Sold as tablets, capsules, or in liquid form, LSD has been illegally sold on streets since 1960. Because ergot is not readily found in the United States, it is smuggled to LSD producers from Europe, Mexico, Africa, and Costa Rica. The difficulty of acquiring ergot, however, discourages many illicit manufacturers from producing LSD.
If the ergot fungus is obtained, only a small amount of it is needed to make a large amount of LSD. According to DEA publications only "25 kilograms of ergotamine tartrate can produce 100 million dosage units." Not only are the ingredients of LSD hard to find, but cooking it takes a lot of time. It takes days just to produce a few ounces of LSD. Therefore it is cooked in small batches. The crystallized LSD is converted into a gelatin squares and put in a prepared paper. Designs can then be drawn on the tablets to make them more appealing. Despite increasing production amounts of LSD, the dosage usually sold on the streets today is between 50 and 75 mg, compared to the original dosage in the 1960s.
LSD has very unpredictable health hazards. Like any drug, the greater the amount taken, the worse the effects. The user may not feel the effects of LSD from 30- 90 minutes after taking the drug. Physically, LSD dilates the pupils for a long period of time. It also raises the body temperature, heartbeat, and blood pressure. Tingling of toes and fingers is also a result of taking LSD. Even though death cannot occur from taking LSD, many LSD related deaths have been reported.
The main physical risk that LSD has on the body is the distortion of messages to the brain, especially messages related to vision. This can cause hallucinations and effects known as "hearing colors" and "seeing sounds."
Like many other drugs, the body builds a tolerance to LSD very quickly. For this reason, users must continually increase their dosage to get the desired effect. The increased dosages, as a result, harm the body to a greater extent. Common users of LSD experience weight loss and, as a result, become very thin and lose weight dramatically.
Not only does LSD have physical effects, but it also has mental effects. The effects of LSD are thought to be caused by stimulation of neurons, but it is not known. Many hallucinations cause the person to see flashes of light and intensified colors. Gradually, the images that a victim sees turn into distorted geometric designs.
When a large dosage is taken, images may appear when the eyes are closed as well as opened. Hallucinations in the mind also take place such as dream-like thoughts, out-of-body experiences, and misconception of time. Users may feel as if their mind is merged with someone else's body or an object. The moods of people who take LSD can change quickly and feelings may become mixed or disturbed. A person can be angry one moment and completely sad the next. This mood changes can occur in split seconds.
These powerful mental hallucinations can still be present when the user stops taking the drug.

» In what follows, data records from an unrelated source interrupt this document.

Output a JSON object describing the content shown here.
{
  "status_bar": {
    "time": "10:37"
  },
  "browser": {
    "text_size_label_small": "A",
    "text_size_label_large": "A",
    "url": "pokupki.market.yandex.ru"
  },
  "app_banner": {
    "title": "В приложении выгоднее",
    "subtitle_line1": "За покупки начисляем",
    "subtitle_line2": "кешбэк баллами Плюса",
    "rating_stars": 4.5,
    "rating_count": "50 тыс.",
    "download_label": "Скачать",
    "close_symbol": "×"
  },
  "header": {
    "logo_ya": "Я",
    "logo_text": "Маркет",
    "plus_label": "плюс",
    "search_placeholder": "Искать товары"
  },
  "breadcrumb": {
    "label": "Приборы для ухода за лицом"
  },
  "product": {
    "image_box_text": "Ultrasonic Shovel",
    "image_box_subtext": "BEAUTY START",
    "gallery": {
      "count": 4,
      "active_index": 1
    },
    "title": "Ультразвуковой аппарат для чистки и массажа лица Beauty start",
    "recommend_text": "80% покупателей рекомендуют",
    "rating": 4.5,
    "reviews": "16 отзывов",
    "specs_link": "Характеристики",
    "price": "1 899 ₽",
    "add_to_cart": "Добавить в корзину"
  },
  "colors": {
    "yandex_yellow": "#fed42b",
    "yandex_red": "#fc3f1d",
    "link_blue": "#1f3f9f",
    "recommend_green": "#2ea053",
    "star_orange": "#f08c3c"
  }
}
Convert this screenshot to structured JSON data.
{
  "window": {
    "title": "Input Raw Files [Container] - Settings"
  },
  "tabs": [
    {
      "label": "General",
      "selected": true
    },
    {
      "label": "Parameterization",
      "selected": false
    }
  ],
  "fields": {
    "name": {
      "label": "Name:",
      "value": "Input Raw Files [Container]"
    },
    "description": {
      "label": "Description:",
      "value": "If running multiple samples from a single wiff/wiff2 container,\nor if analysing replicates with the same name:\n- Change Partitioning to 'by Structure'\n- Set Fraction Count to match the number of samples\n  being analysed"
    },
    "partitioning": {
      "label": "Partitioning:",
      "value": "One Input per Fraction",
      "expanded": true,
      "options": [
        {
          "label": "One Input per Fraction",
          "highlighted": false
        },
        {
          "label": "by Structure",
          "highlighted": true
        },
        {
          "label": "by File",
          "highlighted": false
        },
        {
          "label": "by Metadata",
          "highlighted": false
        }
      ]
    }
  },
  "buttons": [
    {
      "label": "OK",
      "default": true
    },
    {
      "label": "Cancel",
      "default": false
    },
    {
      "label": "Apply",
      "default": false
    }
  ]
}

These hallucinations cannot be controlled and can only be cured over time.
One other dangerous effect of using LSD is a flashback. Flashbacks are recurrences of images or effects that were experienced during a previous LSD administration and they can vary in frequency and duration. They can take place on impulse and without warning, or be triggered by the use of other drugs. These flashbacks can be anywhere from minutes to hours long. Some users, however, like the flashbacks and take LSD for this "free trip" of past experiences.
LSD trips are very long. They can last as long as 12 hours. During a trip, a person experiences fear of thoughts, fear of losing control, and insanity. Even though death is not a result of taking LSD, fatal accidents have occurred with people intoxicated with LSD.
Flashbacks not only occur when the user takes the drug, but they can occur anywhere from a day later to and year later. Even though it is known that flashbacks are most common in unhealthy people, people with no health problems have also felt flashbacks years after taking LSD.
All of these effects of taking LSD are not very desirable. There is no good reason to take LSD. Taking everything into account, no one should ever use LSD.
The National Youth Anti-Drug Media Campaign. [On-line] available @ http://www.theantidrug.com/drug_info/drugs_lsd.html
LSD. [On-line] available @ http://www.streetdrugs.org/lsd.htm
Albert Hofmann: LSD - My Problem Child. [On-line] available @ http://www.flashback.se/archive/my_problem_child/
Health: Skills for Wellness. Crumpler, Kathy Teer; Pruitt, B. E.; Prothrow-Stith, Deborah. New Jersey: Prentice-Hall, 1997
National Institute on Drug Abuse. [On-line] available @ http://www.nida.nih.gov/Infofax/lsd.html
Leigh A. Henderson, LSD: Still With Us After All These Years, Lexington Books,1994